Interface dataset entries:
•••
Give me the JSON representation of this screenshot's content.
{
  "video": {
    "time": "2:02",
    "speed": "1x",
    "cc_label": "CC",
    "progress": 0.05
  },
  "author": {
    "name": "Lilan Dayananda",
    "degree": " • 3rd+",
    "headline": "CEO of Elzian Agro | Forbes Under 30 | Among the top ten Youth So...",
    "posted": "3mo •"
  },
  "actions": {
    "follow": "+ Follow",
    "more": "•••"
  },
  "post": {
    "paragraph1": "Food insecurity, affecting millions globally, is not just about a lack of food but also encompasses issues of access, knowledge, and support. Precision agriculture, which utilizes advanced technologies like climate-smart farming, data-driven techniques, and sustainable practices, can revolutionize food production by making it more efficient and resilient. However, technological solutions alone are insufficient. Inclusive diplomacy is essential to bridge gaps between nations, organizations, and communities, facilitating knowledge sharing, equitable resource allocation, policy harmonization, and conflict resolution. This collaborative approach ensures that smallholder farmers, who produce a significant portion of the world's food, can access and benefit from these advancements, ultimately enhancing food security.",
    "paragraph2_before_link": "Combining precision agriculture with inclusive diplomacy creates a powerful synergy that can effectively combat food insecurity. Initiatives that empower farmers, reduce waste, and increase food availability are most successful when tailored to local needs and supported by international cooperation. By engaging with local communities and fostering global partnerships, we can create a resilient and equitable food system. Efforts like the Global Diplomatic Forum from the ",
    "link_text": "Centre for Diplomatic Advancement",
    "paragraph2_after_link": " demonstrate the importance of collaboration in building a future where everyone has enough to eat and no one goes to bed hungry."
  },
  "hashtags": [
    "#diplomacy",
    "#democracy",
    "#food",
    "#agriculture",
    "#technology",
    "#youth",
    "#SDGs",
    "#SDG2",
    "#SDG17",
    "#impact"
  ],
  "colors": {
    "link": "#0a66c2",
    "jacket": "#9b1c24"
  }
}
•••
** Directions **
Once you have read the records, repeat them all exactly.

** Completed exercise **
Give me the JSON representation of this screenshot's content.
{
  "video": {
    "time": "2:02",
    "speed": "1x",
    "cc_label": "CC",
    "progress": 0.05
  },
  "author": {
    "name": "Lilan Dayananda",
    "degree": " • 3rd+",
    "headline": "CEO of Elzian Agro | Forbes Under 30 | Among the top ten Youth So...",
    "posted": "3mo •"
  },
  "actions": {
    "follow": "+ Follow",
    "more": "•••"
  },
  "post": {
    "paragraph1": "Food insecurity, affecting millions globally, is not just about a lack of food but also encompasses issues of access, knowledge, and support. Precision agriculture, which utilizes advanced technologies like climate-smart farming, data-driven techniques, and sustainable practices, can revolutionize food production by making it more efficient and resilient. However, technological solutions alone are insufficient. Inclusive diplomacy is essential to bridge gaps between nations, organizations, and communities, facilitating knowledge sharing, equitable resource allocation, policy harmonization, and conflict resolution. This collaborative approach ensures that smallholder farmers, who produce a significant portion of the world's food, can access and benefit from these advancements, ultimately enhancing food security.",
    "paragraph2_before_link": "Combining precision agriculture with inclusive diplomacy creates a powerful synergy that can effectively combat food insecurity. Initiatives that empower farmers, reduce waste, and increase food availability are most successful when tailored to local needs and supported by international cooperation. By engaging with local communities and fostering global partnerships, we can create a resilient and equitable food system. Efforts like the Global Diplomatic Forum from the ",
    "link_text": "Centre for Diplomatic Advancement",
    "paragraph2_after_link": " demonstrate the importance of collaboration in building a future where everyone has enough to eat and no one goes to bed hungry."
  },
  "hashtags": [
    "#diplomacy",
    "#democracy",
    "#food",
    "#agriculture",
    "#technology",
    "#youth",
    "#SDGs",
    "#SDG2",
    "#SDG17",
    "#impact"
  ],
  "colors": {
    "link": "#0a66c2",
    "jacket": "#9b1c24"
  }
}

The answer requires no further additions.